– Ruby before and after lead glass filling –
Since ancient times precious stones without excellent features, typical of best quality gemstones, used to undergo enhancement treatments to improve them. Pliny the Elder was the first to describe those techniques in his Historia Naturalis.
Today it should be compulsory to report which are the treatments the gemstones have undergone.
The international organisation that supervises the fine gemstones trade, highlights the need of total transparency in buying and selling and in the declaration of how many and what kind of treatments the gemstone has undergone.
This does not happen as many traders think it would cause clients’ mistrust and confusion for something that is actually very common.
They would be right if the appraisals of treated and un-treated gemstones were the same, but it is not the case. The price can vary substantially so it is important to analyse this aspect in order to make a good investment rather than buying something that is just pleasing to the eye.

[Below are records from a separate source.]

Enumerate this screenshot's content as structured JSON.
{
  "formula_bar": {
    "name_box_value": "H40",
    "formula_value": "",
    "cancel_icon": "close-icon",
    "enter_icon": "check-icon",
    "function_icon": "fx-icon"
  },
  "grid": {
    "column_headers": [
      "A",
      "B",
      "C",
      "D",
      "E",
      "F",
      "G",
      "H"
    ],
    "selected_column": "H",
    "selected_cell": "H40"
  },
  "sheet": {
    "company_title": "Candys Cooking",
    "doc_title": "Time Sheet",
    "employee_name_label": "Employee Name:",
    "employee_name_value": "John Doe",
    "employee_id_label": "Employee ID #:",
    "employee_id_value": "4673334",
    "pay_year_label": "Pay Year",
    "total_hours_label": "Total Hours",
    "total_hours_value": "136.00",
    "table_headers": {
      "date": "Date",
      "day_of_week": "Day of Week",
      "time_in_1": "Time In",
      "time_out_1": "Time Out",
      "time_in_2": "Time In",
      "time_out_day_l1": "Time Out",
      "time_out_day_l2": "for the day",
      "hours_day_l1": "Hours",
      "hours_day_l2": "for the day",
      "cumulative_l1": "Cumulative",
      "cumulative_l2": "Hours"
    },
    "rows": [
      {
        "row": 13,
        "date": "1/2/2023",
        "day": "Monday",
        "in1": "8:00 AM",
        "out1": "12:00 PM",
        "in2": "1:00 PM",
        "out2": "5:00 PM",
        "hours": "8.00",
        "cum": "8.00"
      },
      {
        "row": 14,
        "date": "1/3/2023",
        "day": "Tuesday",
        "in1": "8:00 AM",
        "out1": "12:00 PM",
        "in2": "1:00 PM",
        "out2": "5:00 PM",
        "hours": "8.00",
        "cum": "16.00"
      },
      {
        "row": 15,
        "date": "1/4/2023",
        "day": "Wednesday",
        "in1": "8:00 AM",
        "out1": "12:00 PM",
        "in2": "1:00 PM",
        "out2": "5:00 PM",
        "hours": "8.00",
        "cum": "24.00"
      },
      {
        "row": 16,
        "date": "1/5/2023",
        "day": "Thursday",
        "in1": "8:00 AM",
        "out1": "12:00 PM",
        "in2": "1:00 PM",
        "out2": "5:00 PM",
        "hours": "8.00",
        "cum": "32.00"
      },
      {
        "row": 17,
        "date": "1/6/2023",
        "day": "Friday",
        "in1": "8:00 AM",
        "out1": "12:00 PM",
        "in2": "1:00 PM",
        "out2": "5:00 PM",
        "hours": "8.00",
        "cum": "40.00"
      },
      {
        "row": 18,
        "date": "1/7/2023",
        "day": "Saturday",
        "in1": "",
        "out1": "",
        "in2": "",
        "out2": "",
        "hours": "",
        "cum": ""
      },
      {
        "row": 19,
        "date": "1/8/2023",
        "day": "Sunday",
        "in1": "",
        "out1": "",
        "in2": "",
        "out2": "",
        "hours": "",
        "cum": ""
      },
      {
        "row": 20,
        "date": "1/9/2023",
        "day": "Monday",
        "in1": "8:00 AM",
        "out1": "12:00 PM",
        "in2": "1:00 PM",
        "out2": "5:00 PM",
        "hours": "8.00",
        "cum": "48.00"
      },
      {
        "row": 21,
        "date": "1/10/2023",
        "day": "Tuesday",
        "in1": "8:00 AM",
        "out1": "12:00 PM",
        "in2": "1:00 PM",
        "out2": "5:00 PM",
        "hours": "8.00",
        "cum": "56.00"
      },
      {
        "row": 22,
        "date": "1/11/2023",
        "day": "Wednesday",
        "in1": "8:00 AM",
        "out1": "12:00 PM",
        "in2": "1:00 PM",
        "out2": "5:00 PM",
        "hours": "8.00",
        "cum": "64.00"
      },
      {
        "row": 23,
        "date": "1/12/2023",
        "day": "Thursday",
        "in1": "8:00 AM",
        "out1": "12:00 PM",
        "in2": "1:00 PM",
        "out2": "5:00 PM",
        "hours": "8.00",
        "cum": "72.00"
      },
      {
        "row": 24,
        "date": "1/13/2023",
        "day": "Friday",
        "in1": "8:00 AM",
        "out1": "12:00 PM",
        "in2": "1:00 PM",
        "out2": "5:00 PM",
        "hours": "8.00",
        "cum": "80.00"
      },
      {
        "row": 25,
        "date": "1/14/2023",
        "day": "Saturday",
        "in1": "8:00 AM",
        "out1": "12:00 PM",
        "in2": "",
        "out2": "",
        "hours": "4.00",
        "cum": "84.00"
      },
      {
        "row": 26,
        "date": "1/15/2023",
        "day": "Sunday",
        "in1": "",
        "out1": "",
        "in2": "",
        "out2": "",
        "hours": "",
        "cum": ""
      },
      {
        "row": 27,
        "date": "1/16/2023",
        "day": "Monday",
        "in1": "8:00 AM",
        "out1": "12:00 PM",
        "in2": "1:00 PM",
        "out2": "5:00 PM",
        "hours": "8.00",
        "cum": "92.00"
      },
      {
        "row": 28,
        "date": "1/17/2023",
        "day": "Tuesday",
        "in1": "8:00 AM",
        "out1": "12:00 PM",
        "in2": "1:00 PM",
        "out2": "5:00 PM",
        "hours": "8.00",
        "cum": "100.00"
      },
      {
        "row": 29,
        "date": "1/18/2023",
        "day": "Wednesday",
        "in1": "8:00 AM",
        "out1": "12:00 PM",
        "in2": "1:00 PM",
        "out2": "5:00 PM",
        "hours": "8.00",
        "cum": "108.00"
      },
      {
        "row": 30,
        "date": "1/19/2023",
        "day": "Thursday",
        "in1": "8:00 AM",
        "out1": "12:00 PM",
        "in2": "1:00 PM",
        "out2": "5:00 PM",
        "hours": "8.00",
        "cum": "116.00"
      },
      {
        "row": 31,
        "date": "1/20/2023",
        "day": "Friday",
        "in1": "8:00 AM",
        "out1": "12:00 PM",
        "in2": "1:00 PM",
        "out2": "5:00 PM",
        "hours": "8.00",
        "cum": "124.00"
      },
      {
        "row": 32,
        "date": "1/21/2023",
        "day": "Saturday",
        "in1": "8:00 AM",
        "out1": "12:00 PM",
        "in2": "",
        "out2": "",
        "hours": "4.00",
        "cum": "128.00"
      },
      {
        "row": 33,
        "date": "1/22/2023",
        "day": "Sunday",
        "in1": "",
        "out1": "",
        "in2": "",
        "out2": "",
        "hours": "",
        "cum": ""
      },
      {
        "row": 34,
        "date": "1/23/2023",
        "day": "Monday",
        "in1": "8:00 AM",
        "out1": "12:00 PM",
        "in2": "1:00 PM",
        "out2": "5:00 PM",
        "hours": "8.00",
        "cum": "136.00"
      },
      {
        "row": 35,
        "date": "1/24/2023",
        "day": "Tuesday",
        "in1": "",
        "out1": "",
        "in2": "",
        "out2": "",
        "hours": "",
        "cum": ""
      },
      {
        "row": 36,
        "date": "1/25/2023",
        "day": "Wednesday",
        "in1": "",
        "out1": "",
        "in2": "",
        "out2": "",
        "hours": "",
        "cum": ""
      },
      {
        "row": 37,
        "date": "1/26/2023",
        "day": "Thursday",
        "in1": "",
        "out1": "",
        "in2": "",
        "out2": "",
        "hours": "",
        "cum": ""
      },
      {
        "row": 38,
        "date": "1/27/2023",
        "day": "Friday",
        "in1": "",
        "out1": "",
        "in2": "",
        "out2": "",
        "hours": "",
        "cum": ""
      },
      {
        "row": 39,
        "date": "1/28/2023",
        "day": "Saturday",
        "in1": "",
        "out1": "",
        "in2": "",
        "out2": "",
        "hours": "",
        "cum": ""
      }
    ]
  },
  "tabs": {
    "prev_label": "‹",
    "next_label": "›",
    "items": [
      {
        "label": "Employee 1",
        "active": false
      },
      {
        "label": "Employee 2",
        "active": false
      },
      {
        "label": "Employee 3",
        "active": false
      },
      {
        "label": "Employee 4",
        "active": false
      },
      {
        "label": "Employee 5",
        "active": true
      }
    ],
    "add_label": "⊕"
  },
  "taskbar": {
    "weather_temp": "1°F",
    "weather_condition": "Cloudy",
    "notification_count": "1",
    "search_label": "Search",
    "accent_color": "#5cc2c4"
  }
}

Treated gemmiferous materials should be described in a gemmological certificate following this technical classification:
heated: materials that underwent a thermal treatment;
oiled: materials whose fractures have been filled with oils or other oily colourless liquids;
oiled with pigment: materials whose fractures have been filled with coloured oils or other oily liquids;
diffusion treated: materials that underwent a thermal-diffusion process with addiction of chromophore chemical elements.
Impregnation treated: materials whose pores have been filled with colourless substances
irradiated: materials whose colour was modified through invisible radiation or bombarded with atomic or sub-atomic particles.
Filled: materials whose cavities have been filled with fluid colourless or coloured substances that harden after application.
Coated: materials that have been totally or partially coated with other substances.
Dyed: materials whose pores, cavities and fractures have been filled with coloured substances.
One of the most common treatment for coloured gemstones is heating.
This treatment consists in heating gemstones at high temperatures (up to 3000 degrees): this process makes electrons move about within the crystal and improves the colour.
This treatment is very common for sapphires; in this case it does not reduce the price but it is a bonus for totally natural sapphires that are becoming rarer and rarer.
Almost 99% emeralds undergo oiling treatment in order to mask small surface fractures that are very common in these minerals.
Other treatments reduce gemstones price to 1/10th of its original value because the original material is very bad quality.
This often happens with rubies: as rubies are rare and very expensive, also the waste material is treated to make it fit for commercial purposes.
The treatment I am talking about is the filling of fractures with lead glass or flux which is possible to see a picture, at the topo of the article, of a ruby, before and after the treatment.